Guillain Barre Syndrome – my experiences.
For Eleanor and Cameron it was a normal working day. We, on the other hand, were on a sort of holiday. We certainly had no need to be up with the lark.
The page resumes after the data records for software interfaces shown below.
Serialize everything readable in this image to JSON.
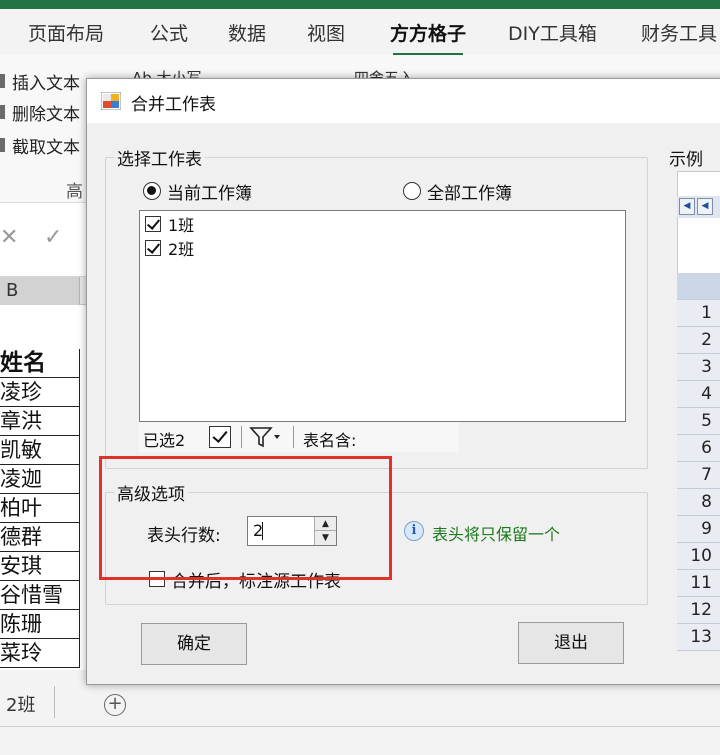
{
  "ribbon": {
    "tabs": [
      "页面布局",
      "公式",
      "数据",
      "视图",
      "方方格子",
      "DIY工具箱",
      "财务工具"
    ],
    "active_tab": "方方格子",
    "left_items": [
      "插入文本",
      "删除文本",
      "截取文本"
    ],
    "group_label": "高",
    "fragments": [
      "Ab 大小写",
      "四舍五入"
    ]
  },
  "sheet": {
    "column": "B",
    "cells": [
      "姓名",
      "凌珍",
      "章洪",
      "凯敏",
      "凌迦",
      "柏叶",
      "德群",
      "安琪",
      "谷惜雪",
      "陈珊",
      "菜玲"
    ],
    "tab_label": "2班",
    "add_sheet_symbol": "+"
  },
  "dialog": {
    "title": "合并工作表",
    "select_group": {
      "legend": "选择工作表",
      "radio_current": "当前工作簿",
      "radio_all": "全部工作簿",
      "selected": "current",
      "sheets": [
        {
          "name": "1班",
          "checked": true
        },
        {
          "name": "2班",
          "checked": true
        }
      ],
      "selected_count_label": "已选2",
      "filter_label": "表名含:"
    },
    "advanced_group": {
      "legend": "高级选项",
      "header_rows_label": "表头行数:",
      "header_rows_value": "2",
      "info_text": "表头将只保留一个",
      "annotate_label": "合并后，标注源工作表",
      "annotate_checked": false
    },
    "example": {
      "legend": "示例",
      "rows": [
        "1",
        "2",
        "3",
        "4",
        "5",
        "6",
        "7",
        "8",
        "9",
        "10",
        "11",
        "12",
        "13"
      ]
    },
    "ok_label": "确定",
    "exit_label": "退出"
  },
  "colors": {
    "excel_green": "#217346",
    "highlight_red": "#e0322a",
    "info_green": "#1a7a1a"
  }
}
It was just after 9.00am that Ann got up, showered and went downstairs. I followed into the vacated bathroom, showered and shaved. It was a source of amusement to Ann that I often put my glasses on to shave. She maintained that I must, by now, know where my beard grew by touch alone, and so did not need glasses. In any case this morning I did not wear my glasses to shave by. I finished and walked downstairs, putting my glasses on as I got to the bottom of the stairs. I walked into the kitchen, a bit unsteadily. There was a cup of coffee standing on the work surface that Ann had made for me. I walked over to the edge of the work surface. The room looked odd. I could see two of everything. That in itself was disorientating, but what made it worse was that one of the images was inclined to the other. The edge of the work surface, for instance. I was seeing two edges. One looked reasonably horizontal, the other was at an angle of 35 degrees. I managed to get to the cup and lifted it to my mouth. I was confused and slightly concerned. I had had a good nights sleep. I did not feel ill, nor did I have a headache or for that matter any other ache. I took a gulp from the cup and swallowed. Most of the coffee dribbled out of my nostrils. I couldn’t believe it. I took another gulp with the same result. Now, I could not ignore it anymore. Something was seriously wrong with me. At that moment Ann came into the kitchen and saw me. “What’s wrong?” she asked. I replied saying I did not know but I think we should get me to a doctor.
This was easier said than done. Where was the doctor? Where was there any doctor?. We were not Irish residents and were not registered with a doctor. Ann’s first phone call was to Eleanor, who was at work 10 miles away. Eleanor gave Ann her doctors’ details. Ann’s second call was to the doctor, who agreed to see me immediately if I could be brought to her house. In the `meantime Eleanor had decided to come home to help.
Eleanor’s doctor was about 15 minutes drive away. This was rural Ireland after all. Dr Kelleher, a small slim woman with a reassuring air of confidence and unflappability, examined me. Did I have a headache? No. Was I suffering from any paralysis down my left side? No. Did I have any tingling in my hands or feet? Yes in my hands. Could I stand? Yes. Did I have double vision? Yes. I was to learn later that her accurate preliminary diagnosis set me on exactly the right course. She made a short phone call, then, wrote a note. Handing this to Ann she said “Do you have a car?” “I want you to go straight to Cork University Hospital now and take your husband to see Dr Sweeney. He is expecting you and he is a neurological specialist”. At this point I had no idea how significant this direction was. The Irish are even better at understatements than the English, but more on that later. I was aware that something was drastically wrong with me. Here I was, a very healthy and fit 61 year old man who just did not get ill. Sure, I caught the occasional cold, but the same cold seemed to linger or be far worse for others than me. The last time I had actually been in hospital was when I was 11 and that was the result of an accident. No, something quite nasty was happening to me. We left for Cork at 11.00am
At my age I had/have one overriding worry. Stroke! I earn my living as a senior computer programmer. I suppose it can be stressful at times but my friends and colleagues say that I manage stress better than most. I certainly need to have all my wits about me. My perception, this can be challenged I’m sure, is that a person suffering a Stroke never makes a 100% recovery to their prior state. You get close, but close isn’t good enough to compete in my field. I would have to do something else to pay the bills. This is a constant worry.
Cork University Hospital is on the outskirts of Cork city. We were ushered through the Accident and Emergency department to Dr Sweeney’s consulting room just after 12.00am. He read the note from Dr Kelleher and started to examine me. His confidence and professionalism were infectious. This was a man who did not jump to conclusions. He sifted all of the evidence before deciding on a course of action. In short I had an instant empathy with him. He mentioned the possibility of minor stroke, explaining how some symptoms fitted whilst others did not. Several tests would be needed and he would organise these as soon as possible. In the meantime I would be admitted to an observation ward as soon as a bed became available.